Every episode of Alif by now leaves us in tears and wishing the episode was longer, so it’s no surprise this one exceeded our expectations far more as well. The story’s structuring is so nuanced and detailed that it really fits in well with each character’s development, as this episode showed how well-done the writing is of the show. Momina who has inadvertently become the star she had always wanted realizes you can’t have everything in the world, as her mother begins to talk to her dead brother and act mentally unstable.
Her father also expresses discontent to her about how lonely the new house and their new lives have become. Qalb e Momin on the other hand starts to mature after his grandfather’s death, and his new script reflects this mature outlook towards life as whoever reads it is impressed by it. The only hurdle left for him is convincing Momina to star in it, and although she resists it at first, by the end of the episode Momina is shown reading the script and being visibly touched. We also get to see a more in-depth look into Husn e Jahan and Taha’s tumultuous marriage and the negative impact this had on young Qalb e Momin. Overall, the episode managed to show years and years of development in the characters over the course of mere minutes which is definitely a commendable feat!

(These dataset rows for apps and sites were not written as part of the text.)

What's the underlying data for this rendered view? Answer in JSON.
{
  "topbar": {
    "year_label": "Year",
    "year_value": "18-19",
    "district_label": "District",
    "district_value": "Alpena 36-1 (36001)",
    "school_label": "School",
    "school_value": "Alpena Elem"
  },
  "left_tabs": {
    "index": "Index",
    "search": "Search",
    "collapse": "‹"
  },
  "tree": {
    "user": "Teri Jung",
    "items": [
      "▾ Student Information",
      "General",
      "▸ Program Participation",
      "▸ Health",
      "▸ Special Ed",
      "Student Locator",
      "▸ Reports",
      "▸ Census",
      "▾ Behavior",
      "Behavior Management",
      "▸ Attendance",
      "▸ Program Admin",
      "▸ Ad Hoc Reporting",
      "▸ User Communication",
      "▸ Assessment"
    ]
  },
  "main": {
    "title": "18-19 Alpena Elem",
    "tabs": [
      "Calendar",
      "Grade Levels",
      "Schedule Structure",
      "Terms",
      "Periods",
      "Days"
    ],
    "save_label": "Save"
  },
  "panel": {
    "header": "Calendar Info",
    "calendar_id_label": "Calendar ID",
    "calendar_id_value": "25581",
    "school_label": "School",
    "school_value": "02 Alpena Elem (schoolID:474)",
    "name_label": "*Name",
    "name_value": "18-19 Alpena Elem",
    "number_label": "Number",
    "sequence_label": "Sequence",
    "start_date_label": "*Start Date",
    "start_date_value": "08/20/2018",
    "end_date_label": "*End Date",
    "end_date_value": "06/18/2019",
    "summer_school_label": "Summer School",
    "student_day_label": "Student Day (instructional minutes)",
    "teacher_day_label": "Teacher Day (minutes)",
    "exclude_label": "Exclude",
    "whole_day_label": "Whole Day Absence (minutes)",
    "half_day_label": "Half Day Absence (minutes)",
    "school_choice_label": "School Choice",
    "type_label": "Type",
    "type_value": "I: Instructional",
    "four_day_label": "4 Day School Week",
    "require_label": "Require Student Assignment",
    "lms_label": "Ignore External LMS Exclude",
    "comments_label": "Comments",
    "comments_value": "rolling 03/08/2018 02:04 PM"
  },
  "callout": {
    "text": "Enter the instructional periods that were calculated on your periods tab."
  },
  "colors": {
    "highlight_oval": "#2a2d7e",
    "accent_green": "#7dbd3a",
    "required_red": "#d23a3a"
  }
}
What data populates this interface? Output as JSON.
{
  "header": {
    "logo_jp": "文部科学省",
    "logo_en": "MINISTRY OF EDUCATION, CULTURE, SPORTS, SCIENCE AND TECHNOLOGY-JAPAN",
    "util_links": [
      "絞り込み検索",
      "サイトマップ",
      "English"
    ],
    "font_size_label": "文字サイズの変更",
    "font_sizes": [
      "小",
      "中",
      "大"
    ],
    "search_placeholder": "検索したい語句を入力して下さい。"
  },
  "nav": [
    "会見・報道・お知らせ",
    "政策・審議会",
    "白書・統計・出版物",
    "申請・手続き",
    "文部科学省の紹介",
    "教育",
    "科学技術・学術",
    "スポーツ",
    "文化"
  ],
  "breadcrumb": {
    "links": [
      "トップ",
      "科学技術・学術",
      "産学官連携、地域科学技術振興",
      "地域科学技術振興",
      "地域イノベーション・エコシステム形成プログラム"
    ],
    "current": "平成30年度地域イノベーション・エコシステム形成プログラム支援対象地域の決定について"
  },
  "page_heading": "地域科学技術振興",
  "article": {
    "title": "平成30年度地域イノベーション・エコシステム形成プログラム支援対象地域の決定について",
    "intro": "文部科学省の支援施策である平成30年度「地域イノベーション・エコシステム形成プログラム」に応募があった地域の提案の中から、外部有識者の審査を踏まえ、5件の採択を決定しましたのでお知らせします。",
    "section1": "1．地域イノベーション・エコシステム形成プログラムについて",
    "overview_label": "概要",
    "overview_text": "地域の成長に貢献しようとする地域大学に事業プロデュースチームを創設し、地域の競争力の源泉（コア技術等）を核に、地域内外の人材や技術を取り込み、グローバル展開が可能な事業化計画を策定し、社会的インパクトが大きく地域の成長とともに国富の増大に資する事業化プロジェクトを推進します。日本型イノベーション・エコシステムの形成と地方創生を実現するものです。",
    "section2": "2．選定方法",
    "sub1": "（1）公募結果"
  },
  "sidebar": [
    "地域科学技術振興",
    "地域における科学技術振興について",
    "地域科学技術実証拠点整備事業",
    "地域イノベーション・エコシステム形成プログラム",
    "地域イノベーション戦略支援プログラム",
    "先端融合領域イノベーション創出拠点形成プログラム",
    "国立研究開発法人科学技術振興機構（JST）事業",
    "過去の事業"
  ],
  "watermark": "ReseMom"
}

Ahsan Khan and Kubra Khan definitely stole the show with their half of the episode! The entire argument between the two was extremely well acted by the two actors and showed so many details in small actions. The way Taha is struggling with his guilt at having left God, and his inability to deliver the same soulfulness in his art all have accumulated in him to the point where he lashes out at Husn e Jahan. Ahsan Khan portrays this struggle within his character so well, and the shaking of the hands was such a nice detail that made Taha’s character a lot more sympathetic since it showed the mental struggle he is going through.
Hamza Ali Abbasi in the present showed such a different Qalb e Momin, having undergone so much pain and realizing where his faults lay. Sajal Aly was another favorite, as her dilemma continues to increase and the fact that her parents are unable to leave her brother’s ghost in the past is hounding her continuously, all of which the actress is able to depict with her body language and expressions very well. The entire cast is so talented and Alif’s message would surely have been lost without these actors translating them so well on screen!
Umera Ahmed’s script is a true testament to the fact that a well-written, thought out script is definitely something an audience will enjoy and prefer to lazily written ones. The dialogues have always been intricate and deep, and this episode specially showed that the writer has employed the flashbacks really well to show not just the character development but also the side of the characters that make them more humane.
Haseeb Hassan’s direction once again took us by surprise as each frame is stirringly beautiful in its own right and employs different angles and techniques to provide the viewers with an enjoyable experience instead of just another mass-produced drama. We have truly enjoyed Alif not just for the story but for the actors, writer, director and all those who worked behind the scenes to give soul to this project and made it our favorite drama of the year! What were your thoughts on this week’s episode of Alif?